Heavy Man

Obviously, the inverter is dependent on batteries for its supply.  So what kind?  Like many aspects of this project, different sources offered different suggestions.  There are two basic types of batteries, or two types for each of two types of batteries.

Battery Construction

There are "wet" cells and "gel" cells.  Wet cells, as their name implies involve water.  These are batteries like car batteries, "back in the day," that had little cap on top where you add water periodically.  These batteries, aside from required maintenance, are less expensive and higher capacity/longer life.

"Gel cells" are sealed batteries, some time referred to as AGM or anti-gassing.  These batteries are relatively expensive, lower capacity and shorter-lived than their "wet" counterparts.  Their advantage is zero maintenance and, as the AGM name implies, they do not emit fumes, which may be significant, depending on where the batteries will be located relative to breathing animals, like dogs or humans.

Load Cycles

Within each of these two battery construction types, there are two types of batteries, deep-cycle and high cranking.  High cranking batteries are designed to produce high power for short periods, like the battery in your car, used primarily for starting.  To provide power for the inverter, over a hopefully long period of time, a deep-cycle battery is preferable.

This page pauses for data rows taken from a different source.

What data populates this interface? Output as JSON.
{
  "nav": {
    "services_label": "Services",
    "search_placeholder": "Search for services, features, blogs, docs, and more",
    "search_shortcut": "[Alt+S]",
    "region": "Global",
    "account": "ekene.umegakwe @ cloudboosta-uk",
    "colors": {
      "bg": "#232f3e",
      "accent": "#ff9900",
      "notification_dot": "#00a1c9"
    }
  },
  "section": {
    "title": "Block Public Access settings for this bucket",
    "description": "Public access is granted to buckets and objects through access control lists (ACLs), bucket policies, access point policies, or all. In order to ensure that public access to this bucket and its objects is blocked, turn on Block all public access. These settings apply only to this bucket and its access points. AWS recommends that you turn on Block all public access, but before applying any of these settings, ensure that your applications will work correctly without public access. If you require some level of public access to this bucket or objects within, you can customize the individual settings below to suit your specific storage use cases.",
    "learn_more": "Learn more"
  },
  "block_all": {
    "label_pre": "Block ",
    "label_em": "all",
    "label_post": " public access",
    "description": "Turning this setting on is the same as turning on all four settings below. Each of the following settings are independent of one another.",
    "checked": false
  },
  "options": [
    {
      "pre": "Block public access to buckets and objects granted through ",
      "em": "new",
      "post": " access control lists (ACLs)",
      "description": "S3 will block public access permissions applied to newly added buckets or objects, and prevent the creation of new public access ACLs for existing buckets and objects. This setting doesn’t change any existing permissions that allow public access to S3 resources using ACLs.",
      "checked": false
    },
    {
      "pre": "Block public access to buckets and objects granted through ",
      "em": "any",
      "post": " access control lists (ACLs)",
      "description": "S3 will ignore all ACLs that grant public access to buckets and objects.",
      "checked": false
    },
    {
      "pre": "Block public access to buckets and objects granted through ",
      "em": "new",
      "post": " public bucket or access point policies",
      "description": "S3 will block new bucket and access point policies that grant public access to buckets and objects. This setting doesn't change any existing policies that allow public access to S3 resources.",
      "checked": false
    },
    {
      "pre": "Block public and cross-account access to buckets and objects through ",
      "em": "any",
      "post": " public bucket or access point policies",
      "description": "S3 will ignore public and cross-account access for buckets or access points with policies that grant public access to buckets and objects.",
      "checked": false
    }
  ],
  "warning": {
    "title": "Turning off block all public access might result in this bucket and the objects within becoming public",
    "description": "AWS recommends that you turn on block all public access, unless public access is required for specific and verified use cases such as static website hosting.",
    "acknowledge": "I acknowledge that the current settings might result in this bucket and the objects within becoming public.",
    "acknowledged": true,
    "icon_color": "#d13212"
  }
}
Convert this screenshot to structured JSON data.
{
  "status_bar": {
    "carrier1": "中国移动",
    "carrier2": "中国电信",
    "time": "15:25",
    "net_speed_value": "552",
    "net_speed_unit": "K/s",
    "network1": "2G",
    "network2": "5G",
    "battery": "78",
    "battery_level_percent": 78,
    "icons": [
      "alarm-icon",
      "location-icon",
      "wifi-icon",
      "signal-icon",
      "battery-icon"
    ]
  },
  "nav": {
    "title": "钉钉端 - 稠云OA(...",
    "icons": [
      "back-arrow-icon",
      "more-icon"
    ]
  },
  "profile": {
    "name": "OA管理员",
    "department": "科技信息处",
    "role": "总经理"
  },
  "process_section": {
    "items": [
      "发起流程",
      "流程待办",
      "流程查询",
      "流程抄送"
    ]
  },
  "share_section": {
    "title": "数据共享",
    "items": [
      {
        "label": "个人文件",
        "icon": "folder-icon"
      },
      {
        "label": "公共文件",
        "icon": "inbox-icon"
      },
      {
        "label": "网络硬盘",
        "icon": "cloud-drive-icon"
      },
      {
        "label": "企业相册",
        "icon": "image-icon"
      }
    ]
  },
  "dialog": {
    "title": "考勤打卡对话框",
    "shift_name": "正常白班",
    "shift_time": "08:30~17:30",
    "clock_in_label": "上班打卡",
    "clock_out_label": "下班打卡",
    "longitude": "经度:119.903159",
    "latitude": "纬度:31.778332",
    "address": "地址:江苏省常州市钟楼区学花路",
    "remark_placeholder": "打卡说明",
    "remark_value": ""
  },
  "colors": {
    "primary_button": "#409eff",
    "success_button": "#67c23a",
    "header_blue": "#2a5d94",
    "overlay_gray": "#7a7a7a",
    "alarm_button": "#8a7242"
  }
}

For cost and capacity, it is desirable to use a wet cell.  In our design the batteries will be in the equipment compartment, separate from the grooming compartment, so wet cells will be OK.  The next step is to select the best wet cell, deep-cycle battery.  I stopped by an industrial battery dealer, Industrial Battery Supply in St. Louis.  I asked a variety of questions and they offered as much information as possible, with caveats that they were a battery distributor, not an engineering/design firm.  From that discussion, I left intending to use a Trojan,, 12 Volt deep-cycle battery, model J185H.  This is the largest of its type with impressive power, weighing in at 122 pounds each.  Based on available space, we have room for four of these batteries in the equipment compartment.


Looking for confirmation or second opinion, I contacted Trojan Battery and ended up with a different solution.  The J185H would have been a good solution.  There is a 6 Volt battery, L16H that offers slightly higher capacity and value.  In stead of using four 12 Volt batteries in parallel, we will use four 6 Volt batteries in series-parallel to provide 12 Volts to the inverter.

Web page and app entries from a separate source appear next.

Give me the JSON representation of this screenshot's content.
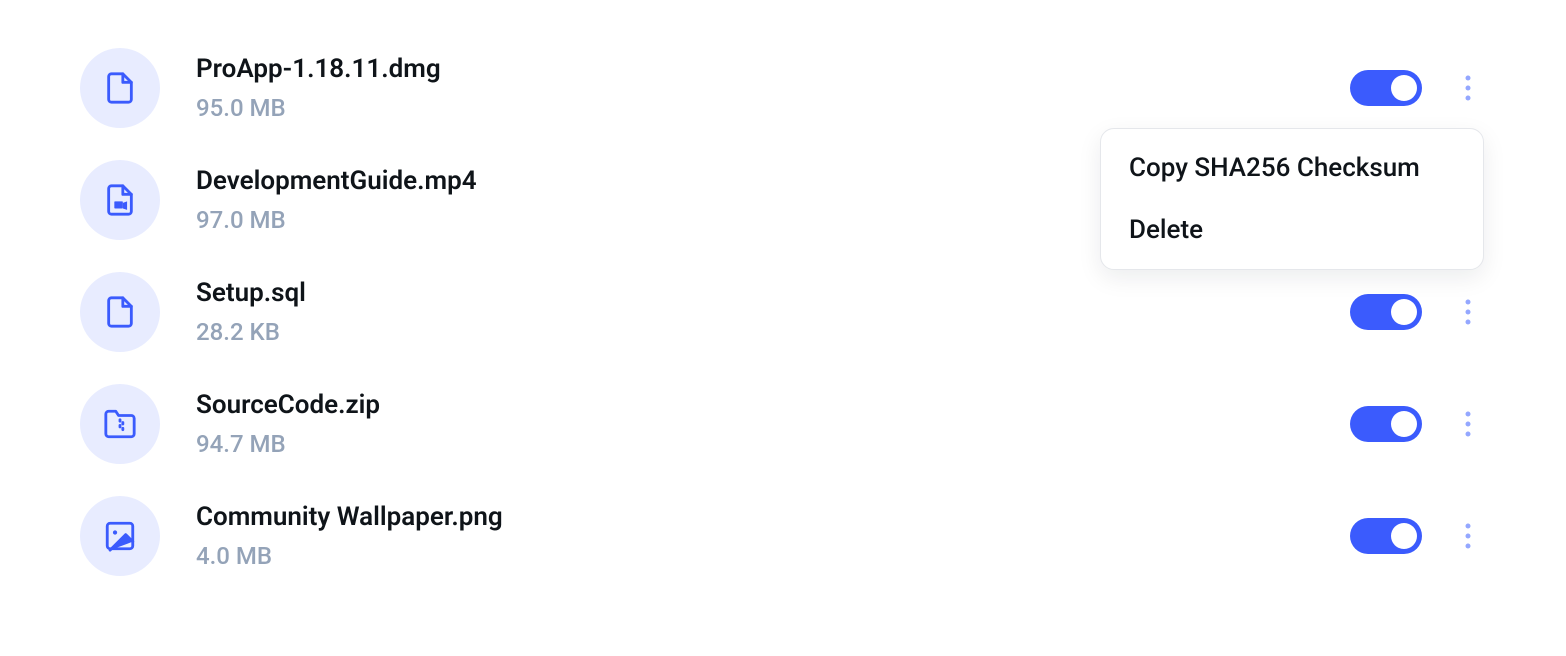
{
  "files": [
    {
      "name": "ProApp-1.18.11.dmg",
      "size": "95.0 MB",
      "icon": "file"
    },
    {
      "name": "DevelopmentGuide.mp4",
      "size": "97.0 MB",
      "icon": "video"
    },
    {
      "name": "Setup.sql",
      "size": "28.2 KB",
      "icon": "file"
    },
    {
      "name": "SourceCode.zip",
      "size": "94.7 MB",
      "icon": "archive"
    },
    {
      "name": "Community Wallpaper.png",
      "size": "4.0 MB",
      "icon": "image"
    }
  ],
  "popover": {
    "visible_for_index": 1,
    "items": [
      {
        "label": "Copy SHA256 Checksum"
      },
      {
        "label": "Delete"
      }
    ]
  }
}
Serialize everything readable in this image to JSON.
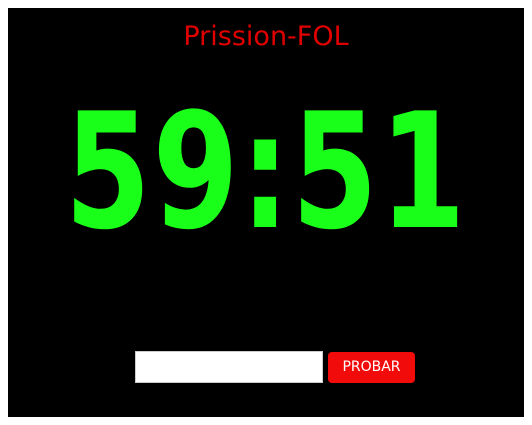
{
  "header": {
    "title": "Prission-FOL"
  },
  "timer": {
    "display": "59:51"
  },
  "form": {
    "input_value": "",
    "input_placeholder": "",
    "submit_label": "PROBAR"
  },
  "colors": {
    "background": "#000000",
    "title": "#e00000",
    "timer": "#19ff19",
    "button": "#f20b0b"
  }
}
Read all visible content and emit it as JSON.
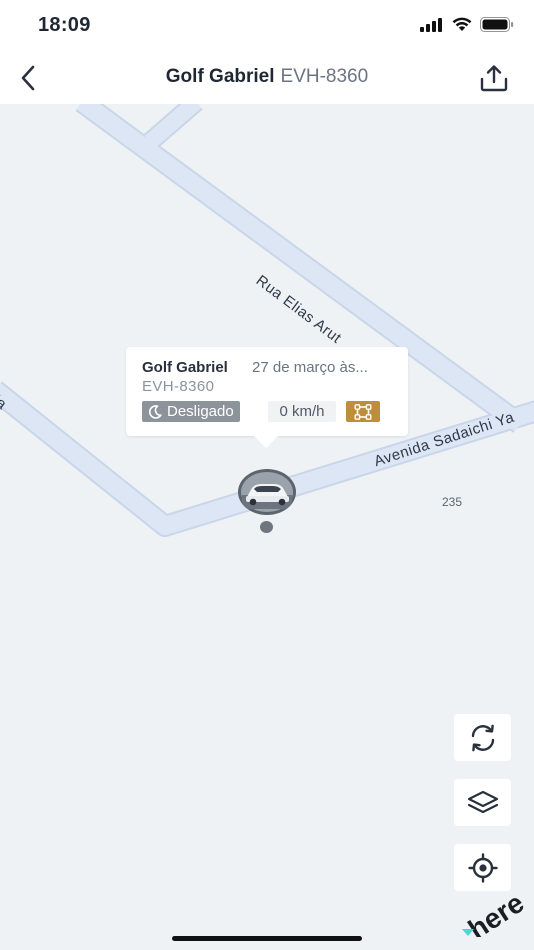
{
  "status_bar": {
    "time": "18:09"
  },
  "header": {
    "title": "Golf Gabriel",
    "plate": "EVH-8360"
  },
  "map": {
    "road_labels": [
      "Rua Elias Arut",
      "Avenida Sadaichi Ya",
      "ia"
    ],
    "house_number": "235",
    "logo": "here"
  },
  "popup": {
    "vehicle_name": "Golf Gabriel",
    "timestamp": "27 de março às...",
    "plate": "EVH-8360",
    "status": "Desligado",
    "speed": "0 km/h"
  },
  "map_controls": {
    "icons": [
      "refresh-icon",
      "layers-icon",
      "locate-icon"
    ]
  },
  "colors": {
    "geofence_badge": "#bd8f3d",
    "status_badge": "#8d939b",
    "road": "#dde6f4",
    "map_bg": "#eef2f4"
  }
}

The Trojan representative also pointed me to Ardemco Marine,, as a source for a mounting solution for the L16 battery.  Ardemco makes a heavy plastic "box" to hold two L16 batteries.  We will use two of these boxes to house the four L16 batteries.

Run Time

How long should the system run without charging?  Longer is better.  Based on the specs for the Trojan L16H battery, it will run 885 minutes putting out 25 Amps.  This value is for a 6 Volt load.  To adjust for the 12 Volt inverter, assume the batteries are used in pairs.  They will run 225 minutes putting out 75 Amps.  These are full discharge values, which is something you shouldn't do.  Typically deep-cycle batteries are recharged at 50% discharge.  If the active electrical load is 200 Watts, the inverter will draw about 26 Amps, very close to the spec we have for 25 Amps and 885 minutes.  So, using four batteries, the system should run almost 15 hours before needing a charge.

Here is a link to a simple spreadsheet used to calculate the runtime...

Up Management Xantrex Charging